Joy + Sadness = Peace
"That's the subconscious - it's where they keep all the troublemakers."
Pixar Studios has a stellar track record - from Finding Nemo to The Incredibles, Up, and Monsters University, a few of my favorites. Their movies are generally great stories, cleverly written, with good music, and most importantly, strong morals. Right is right and wrong is wrong, the characters develop and mature, and family structure is always an important factor.
I wasn't sure what to expect from this year's new Pixar, Inside Out. The story follows one little girl, eleven-year-old Riley, as her family moves from Minnesota to San Francisco, and the five major emotions inside her head - Fear, Disgust, Anger, Joy, and Sadness. At first, the concept seems a bit cheesy. In reality, it's a complex and beautiful story conveyed through Pixar's usual stellar storytelling.
Riley's parents are a bit flat, but they're genuinely loving and have a close relationship to each other and their daughter (well done, contrary to Disney's usual style.) Riley is a sweet, cheerful girl, thanks to Joy.
Joy honestly irritated me for half of the movie, perhaps because she reminds me of myself. She's strong-willed, caring, bubbly, and dominates the emotional control board. She's the one with all the good ideas, and the one who guides the other emotions to make sure Riley has a good day. Each of the emotions have distinct, engaging personalities, and each of them cares deeply about Riley's happiness. But Joy is in charge, for better or worse!
Through Joy's eyes, we see Riley experience "core memories" - moments of life-shaping emotion that have created her "islands of personality". These islands are the things Riley loves, things that make her who she is - family, honesty, hockey, silliness, and friendship. Without the memories, Riley rejects those core values, and sinks into depression; a grey, colorless shadow that shuts down all the emotions' access to Riley. Pixar masterfully presented the loneliness and despair that child can experience.
While Joy and Sadness end up stuck in long-term memory, Anger, Fear and Disgust try their best to take care of Riley without their leader. This turns into a fairly typical tween temper-tantrum, and the bright idea from Anger to run away, back to Minnesota where all the good memories were made.
In Joy's opinion, this catastrophe is all Sadness's fault. Every memory that Sadness touches turns blue, changing from happy to sad. Joy has done her best to isolate and incapacitate Sadness, while trying to keep Riley happy. Joy's answer to everything is "I can fix this," and indeed, the other emotions look to her for answers and guidance. She starts the movie with a discouraging amount of hubris,
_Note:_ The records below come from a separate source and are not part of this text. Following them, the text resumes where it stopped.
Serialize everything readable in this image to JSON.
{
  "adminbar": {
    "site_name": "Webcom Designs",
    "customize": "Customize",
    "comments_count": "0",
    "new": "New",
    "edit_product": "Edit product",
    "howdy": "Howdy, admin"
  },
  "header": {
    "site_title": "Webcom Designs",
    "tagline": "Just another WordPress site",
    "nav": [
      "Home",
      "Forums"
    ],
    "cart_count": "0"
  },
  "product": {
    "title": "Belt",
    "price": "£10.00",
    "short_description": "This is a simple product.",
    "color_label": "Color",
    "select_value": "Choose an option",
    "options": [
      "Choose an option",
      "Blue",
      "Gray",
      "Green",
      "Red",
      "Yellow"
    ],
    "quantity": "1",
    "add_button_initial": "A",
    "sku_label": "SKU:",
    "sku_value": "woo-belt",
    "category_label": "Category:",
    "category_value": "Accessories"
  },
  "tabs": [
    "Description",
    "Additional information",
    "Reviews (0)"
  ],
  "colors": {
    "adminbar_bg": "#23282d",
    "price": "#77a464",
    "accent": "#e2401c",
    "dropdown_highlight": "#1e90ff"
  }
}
However, the truth comes out through an adventure of frustration, sacrifice, and Joy's own coming of age. (Yes, you know me, I immediately jump to the bildungsroman!) But really, the overarching theme is indeed that of a bildungsroman, a coming of age story, for both Riley and Joy. Joy has to acknowledge Sadness's role, and realize that she alone will never be able to save the day for Riley. In her own moment of near-despair, Joy herself matures to see the value of Sadness.
After Joy and Sadness make it back to Headquarters, they're given a new control board, with a vast array of buttons and levers. They've discovered that Riley's memories and experiences aren't just made up of one emotion any more. Her day is best when there's not just one emotion in control, but when each of the emotions work together. There's more to be learned on this new control board, but already, the movie has explained the transition from childhood to adulthood.
Pixar doesn't underplay the importance of emotion, but acknowledges that balance is most important. The things of childhood are put aside, in favor of a recognition of the complexity of life. Along the way, a family's love and connection remains the anchor for both Riley and the movie.
What makes Inside Out so compelling is the reality of it. The characters, emotions, and message are all as genuine and down-to-earth as weeding the garden. The movie forces you to look inside, and look around, to understand yourself and others. No, emotions aren't everything, but they are an integral part of what makes us human. The movie is full of laughter and tears, and even a little bit of disgust, fear and anger - if you haven't felt all of those before the end of the movie, go watch it again!